##### MATERIAL PROVIDED #####
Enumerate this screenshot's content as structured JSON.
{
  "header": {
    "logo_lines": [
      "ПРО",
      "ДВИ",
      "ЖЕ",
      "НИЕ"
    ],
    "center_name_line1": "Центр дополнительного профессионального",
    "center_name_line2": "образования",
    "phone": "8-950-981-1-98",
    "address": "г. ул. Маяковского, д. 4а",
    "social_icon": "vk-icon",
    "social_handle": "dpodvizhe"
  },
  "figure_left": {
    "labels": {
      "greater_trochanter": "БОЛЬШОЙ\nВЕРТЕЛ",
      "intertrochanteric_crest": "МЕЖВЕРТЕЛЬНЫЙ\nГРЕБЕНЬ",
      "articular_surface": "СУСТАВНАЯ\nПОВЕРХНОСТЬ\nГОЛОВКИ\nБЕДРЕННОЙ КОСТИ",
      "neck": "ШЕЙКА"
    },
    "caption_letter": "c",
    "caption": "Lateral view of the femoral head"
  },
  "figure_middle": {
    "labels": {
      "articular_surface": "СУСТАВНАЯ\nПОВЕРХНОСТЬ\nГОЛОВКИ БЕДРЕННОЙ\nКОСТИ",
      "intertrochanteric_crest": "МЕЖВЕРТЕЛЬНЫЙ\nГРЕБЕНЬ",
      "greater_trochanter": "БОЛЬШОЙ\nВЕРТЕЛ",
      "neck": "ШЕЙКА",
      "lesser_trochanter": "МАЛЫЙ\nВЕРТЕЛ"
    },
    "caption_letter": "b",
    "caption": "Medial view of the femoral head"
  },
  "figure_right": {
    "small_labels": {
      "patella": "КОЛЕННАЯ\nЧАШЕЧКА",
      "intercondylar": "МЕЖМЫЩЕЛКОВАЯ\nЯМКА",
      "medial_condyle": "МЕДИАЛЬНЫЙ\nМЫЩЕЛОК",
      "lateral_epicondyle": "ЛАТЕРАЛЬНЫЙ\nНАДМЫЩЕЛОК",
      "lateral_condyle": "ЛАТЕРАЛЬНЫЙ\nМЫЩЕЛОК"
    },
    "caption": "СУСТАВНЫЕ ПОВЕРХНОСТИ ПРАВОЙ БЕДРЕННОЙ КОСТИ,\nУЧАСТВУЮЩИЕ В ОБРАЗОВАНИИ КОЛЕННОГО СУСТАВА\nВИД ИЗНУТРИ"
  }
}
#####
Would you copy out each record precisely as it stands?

Enumerate this screenshot's content as structured JSON.
{
  "header": {
    "logo_lines": [
      "ПРО",
      "ДВИ",
      "ЖЕ",
      "НИЕ"
    ],
    "center_name_line1": "Центр дополнительного профессионального",
    "center_name_line2": "образования",
    "phone": "8-950-981-1-98",
    "address": "г. ул. Маяковского, д. 4а",
    "social_icon": "vk-icon",
    "social_handle": "dpodvizhe"
  },
  "figure_left": {
    "labels": {
      "greater_trochanter": "БОЛЬШОЙ\nВЕРТЕЛ",
      "intertrochanteric_crest": "МЕЖВЕРТЕЛЬНЫЙ\nГРЕБЕНЬ",
      "articular_surface": "СУСТАВНАЯ\nПОВЕРХНОСТЬ\nГОЛОВКИ\nБЕДРЕННОЙ КОСТИ",
      "neck": "ШЕЙКА"
    },
    "caption_letter": "c",
    "caption": "Lateral view of the femoral head"
  },
  "figure_middle": {
    "labels": {
      "articular_surface": "СУСТАВНАЯ\nПОВЕРХНОСТЬ\nГОЛОВКИ БЕДРЕННОЙ\nКОСТИ",
      "intertrochanteric_crest": "МЕЖВЕРТЕЛЬНЫЙ\nГРЕБЕНЬ",
      "greater_trochanter": "БОЛЬШОЙ\nВЕРТЕЛ",
      "neck": "ШЕЙКА",
      "lesser_trochanter": "МАЛЫЙ\nВЕРТЕЛ"
    },
    "caption_letter": "b",
    "caption": "Medial view of the femoral head"
  },
  "figure_right": {
    "small_labels": {
      "patella": "КОЛЕННАЯ\nЧАШЕЧКА",
      "intercondylar": "МЕЖМЫЩЕЛКОВАЯ\nЯМКА",
      "medial_condyle": "МЕДИАЛЬНЫЙ\nМЫЩЕЛОК",
      "lateral_epicondyle": "ЛАТЕРАЛЬНЫЙ\nНАДМЫЩЕЛОК",
      "lateral_condyle": "ЛАТЕРАЛЬНЫЙ\nМЫЩЕЛОК"
    },
    "caption": "СУСТАВНЫЕ ПОВЕРХНОСТИ ПРАВОЙ БЕДРЕННОЙ КОСТИ,\nУЧАСТВУЮЩИЕ В ОБРАЗОВАНИИ КОЛЕННОГО СУСТАВА\nВИД ИЗНУТРИ"
  }
}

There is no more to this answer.